PROVIDED MATERIAL: Begin
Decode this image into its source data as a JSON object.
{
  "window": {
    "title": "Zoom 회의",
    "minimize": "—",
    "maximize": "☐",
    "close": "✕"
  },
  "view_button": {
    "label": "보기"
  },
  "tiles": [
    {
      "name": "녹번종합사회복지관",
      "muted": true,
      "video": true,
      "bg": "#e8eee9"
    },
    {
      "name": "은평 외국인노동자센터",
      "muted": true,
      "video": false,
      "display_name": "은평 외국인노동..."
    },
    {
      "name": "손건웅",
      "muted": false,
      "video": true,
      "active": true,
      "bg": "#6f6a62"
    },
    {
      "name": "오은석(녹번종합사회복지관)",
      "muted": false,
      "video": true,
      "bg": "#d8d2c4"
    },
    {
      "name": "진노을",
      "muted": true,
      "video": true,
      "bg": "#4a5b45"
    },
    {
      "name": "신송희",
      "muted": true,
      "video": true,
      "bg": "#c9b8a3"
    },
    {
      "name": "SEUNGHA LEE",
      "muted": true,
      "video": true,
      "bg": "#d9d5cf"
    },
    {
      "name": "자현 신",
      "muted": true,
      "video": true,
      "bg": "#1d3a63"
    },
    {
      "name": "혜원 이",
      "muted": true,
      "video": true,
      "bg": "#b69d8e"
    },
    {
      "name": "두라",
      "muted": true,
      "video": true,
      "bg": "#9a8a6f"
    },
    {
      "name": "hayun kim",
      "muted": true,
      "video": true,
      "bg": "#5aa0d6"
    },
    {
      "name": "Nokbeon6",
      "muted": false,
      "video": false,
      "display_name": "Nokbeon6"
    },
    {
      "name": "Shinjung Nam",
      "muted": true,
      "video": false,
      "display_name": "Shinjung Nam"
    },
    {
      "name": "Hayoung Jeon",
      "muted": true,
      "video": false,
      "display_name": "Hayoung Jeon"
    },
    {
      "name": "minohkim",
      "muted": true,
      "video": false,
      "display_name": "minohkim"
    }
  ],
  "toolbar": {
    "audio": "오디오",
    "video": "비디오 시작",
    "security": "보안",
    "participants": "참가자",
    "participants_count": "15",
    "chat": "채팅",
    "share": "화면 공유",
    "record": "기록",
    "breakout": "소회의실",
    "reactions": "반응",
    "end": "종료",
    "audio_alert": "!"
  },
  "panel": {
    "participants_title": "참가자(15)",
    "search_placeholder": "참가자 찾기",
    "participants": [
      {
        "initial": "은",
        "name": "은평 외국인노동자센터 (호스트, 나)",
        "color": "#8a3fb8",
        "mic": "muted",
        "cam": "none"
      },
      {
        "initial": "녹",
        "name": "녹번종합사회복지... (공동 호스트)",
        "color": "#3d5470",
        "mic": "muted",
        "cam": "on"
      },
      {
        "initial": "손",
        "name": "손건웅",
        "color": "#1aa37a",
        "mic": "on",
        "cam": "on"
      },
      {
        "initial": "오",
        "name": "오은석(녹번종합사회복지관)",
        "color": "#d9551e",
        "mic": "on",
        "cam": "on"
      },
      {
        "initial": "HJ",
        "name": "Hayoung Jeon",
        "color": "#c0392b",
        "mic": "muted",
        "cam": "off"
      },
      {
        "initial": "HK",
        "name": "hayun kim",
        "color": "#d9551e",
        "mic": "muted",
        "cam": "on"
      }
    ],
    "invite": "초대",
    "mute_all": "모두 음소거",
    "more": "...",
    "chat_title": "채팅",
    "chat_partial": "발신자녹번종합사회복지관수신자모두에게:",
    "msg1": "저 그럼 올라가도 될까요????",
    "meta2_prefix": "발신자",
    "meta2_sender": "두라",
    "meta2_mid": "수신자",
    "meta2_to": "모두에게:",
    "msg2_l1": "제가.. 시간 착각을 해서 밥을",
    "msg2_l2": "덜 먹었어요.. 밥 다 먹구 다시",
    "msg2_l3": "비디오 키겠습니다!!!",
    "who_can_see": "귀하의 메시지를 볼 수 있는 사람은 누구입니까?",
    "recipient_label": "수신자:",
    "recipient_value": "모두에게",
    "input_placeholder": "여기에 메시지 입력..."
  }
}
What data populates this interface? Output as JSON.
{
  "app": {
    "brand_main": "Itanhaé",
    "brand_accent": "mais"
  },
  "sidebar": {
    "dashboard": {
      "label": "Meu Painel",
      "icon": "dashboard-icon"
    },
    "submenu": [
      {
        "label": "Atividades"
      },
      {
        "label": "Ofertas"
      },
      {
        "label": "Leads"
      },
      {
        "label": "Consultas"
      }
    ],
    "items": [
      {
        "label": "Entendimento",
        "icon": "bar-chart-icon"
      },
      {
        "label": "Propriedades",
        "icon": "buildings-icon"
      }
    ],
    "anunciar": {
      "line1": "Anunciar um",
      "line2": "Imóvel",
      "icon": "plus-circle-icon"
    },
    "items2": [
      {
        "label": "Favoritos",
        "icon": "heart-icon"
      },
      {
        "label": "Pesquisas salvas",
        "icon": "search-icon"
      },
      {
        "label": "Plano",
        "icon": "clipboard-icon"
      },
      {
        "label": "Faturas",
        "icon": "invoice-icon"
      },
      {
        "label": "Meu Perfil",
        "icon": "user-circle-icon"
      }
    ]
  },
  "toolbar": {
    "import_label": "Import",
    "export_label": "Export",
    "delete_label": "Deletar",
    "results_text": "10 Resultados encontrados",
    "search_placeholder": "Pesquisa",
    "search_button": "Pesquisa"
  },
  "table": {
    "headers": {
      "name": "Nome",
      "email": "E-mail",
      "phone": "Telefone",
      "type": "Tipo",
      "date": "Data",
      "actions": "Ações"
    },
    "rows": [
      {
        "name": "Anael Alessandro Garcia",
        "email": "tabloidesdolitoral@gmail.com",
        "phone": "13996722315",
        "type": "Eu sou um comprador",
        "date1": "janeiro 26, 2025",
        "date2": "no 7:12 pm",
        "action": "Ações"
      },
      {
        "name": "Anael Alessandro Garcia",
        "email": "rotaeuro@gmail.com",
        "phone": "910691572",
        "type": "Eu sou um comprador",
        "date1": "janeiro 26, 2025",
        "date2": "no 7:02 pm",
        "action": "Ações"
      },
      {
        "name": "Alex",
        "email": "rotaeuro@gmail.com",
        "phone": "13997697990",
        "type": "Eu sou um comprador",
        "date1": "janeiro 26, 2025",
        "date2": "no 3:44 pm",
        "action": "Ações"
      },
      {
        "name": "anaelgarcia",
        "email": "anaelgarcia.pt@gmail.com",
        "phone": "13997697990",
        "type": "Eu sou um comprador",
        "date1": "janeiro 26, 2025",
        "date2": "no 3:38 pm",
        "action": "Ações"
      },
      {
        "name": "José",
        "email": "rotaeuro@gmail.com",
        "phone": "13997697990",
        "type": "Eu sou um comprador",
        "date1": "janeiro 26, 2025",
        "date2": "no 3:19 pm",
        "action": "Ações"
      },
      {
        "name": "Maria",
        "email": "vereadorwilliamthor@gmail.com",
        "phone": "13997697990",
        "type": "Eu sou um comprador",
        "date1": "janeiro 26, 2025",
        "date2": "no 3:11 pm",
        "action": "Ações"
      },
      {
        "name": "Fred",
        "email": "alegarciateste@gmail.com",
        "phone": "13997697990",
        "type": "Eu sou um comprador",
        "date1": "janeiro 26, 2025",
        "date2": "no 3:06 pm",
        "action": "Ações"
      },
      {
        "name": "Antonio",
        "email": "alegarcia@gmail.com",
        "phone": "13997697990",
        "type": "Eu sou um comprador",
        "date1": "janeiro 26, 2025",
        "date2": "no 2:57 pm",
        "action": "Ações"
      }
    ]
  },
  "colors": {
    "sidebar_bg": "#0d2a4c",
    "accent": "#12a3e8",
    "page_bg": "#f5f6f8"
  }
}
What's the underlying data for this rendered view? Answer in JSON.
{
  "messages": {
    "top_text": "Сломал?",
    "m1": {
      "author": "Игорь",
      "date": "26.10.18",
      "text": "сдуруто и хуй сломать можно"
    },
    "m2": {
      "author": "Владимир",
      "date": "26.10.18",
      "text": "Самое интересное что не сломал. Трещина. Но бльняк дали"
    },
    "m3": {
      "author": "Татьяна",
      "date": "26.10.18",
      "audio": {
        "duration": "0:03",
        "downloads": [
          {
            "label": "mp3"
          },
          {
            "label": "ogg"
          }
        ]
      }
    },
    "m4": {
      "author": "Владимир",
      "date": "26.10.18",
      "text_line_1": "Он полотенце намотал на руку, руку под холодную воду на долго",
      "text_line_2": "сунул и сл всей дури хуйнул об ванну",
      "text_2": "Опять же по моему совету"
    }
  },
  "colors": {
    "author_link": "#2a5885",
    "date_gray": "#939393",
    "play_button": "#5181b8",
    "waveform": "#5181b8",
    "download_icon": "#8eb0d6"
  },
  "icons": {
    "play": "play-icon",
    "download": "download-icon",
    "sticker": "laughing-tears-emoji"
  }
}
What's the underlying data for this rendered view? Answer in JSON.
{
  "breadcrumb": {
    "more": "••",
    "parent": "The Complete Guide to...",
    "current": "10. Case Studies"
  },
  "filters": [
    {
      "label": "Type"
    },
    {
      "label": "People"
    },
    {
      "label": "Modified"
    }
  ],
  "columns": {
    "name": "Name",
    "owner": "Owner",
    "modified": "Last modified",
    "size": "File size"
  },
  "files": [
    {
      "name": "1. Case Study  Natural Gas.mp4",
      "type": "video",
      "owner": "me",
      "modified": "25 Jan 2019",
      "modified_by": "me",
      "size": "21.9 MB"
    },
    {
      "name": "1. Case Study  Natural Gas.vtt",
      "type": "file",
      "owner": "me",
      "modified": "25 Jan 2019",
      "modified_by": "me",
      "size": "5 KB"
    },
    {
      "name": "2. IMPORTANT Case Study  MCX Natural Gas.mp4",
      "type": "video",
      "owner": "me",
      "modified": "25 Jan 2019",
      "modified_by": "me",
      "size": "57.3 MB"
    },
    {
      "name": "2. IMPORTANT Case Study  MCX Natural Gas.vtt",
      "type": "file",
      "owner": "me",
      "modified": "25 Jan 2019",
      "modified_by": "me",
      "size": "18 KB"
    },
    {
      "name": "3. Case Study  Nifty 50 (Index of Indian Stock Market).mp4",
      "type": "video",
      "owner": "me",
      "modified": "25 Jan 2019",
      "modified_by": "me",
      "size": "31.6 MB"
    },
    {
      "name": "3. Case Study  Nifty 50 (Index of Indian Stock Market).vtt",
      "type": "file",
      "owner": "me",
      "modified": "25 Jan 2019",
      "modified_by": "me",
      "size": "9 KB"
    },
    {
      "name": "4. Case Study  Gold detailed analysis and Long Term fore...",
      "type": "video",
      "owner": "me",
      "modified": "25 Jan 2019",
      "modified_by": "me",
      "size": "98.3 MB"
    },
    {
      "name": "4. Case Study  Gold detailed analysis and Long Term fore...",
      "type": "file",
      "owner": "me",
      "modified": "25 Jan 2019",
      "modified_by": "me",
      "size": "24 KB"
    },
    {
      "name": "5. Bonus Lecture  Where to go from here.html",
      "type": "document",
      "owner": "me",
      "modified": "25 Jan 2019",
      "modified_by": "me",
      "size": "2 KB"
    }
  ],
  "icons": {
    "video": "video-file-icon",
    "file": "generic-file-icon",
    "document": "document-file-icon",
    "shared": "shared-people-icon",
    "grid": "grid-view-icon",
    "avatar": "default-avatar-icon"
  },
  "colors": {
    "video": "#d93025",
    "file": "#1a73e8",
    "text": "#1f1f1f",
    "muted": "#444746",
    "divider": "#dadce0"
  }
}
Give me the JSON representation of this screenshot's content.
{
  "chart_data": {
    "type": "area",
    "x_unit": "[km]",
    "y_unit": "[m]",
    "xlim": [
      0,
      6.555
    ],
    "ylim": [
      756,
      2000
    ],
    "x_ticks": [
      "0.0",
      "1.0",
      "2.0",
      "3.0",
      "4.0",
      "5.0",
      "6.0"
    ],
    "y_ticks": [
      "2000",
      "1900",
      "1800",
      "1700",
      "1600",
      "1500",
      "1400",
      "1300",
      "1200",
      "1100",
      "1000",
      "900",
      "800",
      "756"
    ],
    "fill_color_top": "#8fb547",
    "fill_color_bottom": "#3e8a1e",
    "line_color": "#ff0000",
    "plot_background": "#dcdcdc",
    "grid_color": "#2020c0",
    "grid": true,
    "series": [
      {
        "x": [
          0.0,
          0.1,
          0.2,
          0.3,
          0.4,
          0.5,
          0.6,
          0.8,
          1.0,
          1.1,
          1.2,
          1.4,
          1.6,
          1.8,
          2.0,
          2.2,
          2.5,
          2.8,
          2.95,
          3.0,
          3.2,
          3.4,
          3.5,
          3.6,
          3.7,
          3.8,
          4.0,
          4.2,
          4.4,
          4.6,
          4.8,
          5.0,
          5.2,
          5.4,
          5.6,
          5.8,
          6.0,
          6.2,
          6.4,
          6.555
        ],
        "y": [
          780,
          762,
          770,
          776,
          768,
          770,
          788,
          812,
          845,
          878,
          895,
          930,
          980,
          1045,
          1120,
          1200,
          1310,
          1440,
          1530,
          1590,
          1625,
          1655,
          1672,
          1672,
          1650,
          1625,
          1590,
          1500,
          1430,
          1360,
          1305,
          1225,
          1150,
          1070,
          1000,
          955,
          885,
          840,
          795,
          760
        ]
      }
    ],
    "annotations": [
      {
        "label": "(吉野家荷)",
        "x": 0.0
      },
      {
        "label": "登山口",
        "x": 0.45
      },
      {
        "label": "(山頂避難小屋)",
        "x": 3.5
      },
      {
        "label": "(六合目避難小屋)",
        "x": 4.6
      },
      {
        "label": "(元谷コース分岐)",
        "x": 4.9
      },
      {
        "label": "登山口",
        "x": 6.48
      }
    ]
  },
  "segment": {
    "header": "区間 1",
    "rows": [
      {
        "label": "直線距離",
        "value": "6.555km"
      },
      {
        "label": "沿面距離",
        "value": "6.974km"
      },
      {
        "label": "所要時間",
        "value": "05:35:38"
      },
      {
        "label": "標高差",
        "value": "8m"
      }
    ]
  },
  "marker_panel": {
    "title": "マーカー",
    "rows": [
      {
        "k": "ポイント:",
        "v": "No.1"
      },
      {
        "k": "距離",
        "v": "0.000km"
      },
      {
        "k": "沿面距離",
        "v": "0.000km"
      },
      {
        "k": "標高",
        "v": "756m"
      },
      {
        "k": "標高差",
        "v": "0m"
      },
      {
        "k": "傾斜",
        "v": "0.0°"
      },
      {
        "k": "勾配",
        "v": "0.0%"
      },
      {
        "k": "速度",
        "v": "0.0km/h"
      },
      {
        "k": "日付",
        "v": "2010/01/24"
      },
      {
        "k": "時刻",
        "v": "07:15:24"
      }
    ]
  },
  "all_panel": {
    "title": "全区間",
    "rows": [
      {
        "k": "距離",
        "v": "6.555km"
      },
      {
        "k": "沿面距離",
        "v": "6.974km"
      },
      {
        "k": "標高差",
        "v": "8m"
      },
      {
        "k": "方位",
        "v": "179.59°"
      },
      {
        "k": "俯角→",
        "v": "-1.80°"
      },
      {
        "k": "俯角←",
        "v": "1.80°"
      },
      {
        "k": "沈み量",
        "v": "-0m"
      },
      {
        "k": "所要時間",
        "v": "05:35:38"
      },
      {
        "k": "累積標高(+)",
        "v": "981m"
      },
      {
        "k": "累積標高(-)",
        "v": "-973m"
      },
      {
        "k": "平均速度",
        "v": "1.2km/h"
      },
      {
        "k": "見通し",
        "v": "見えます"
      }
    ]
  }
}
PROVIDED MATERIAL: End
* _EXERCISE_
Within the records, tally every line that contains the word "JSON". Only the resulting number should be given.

* _RESULT OF THIS TASK_
5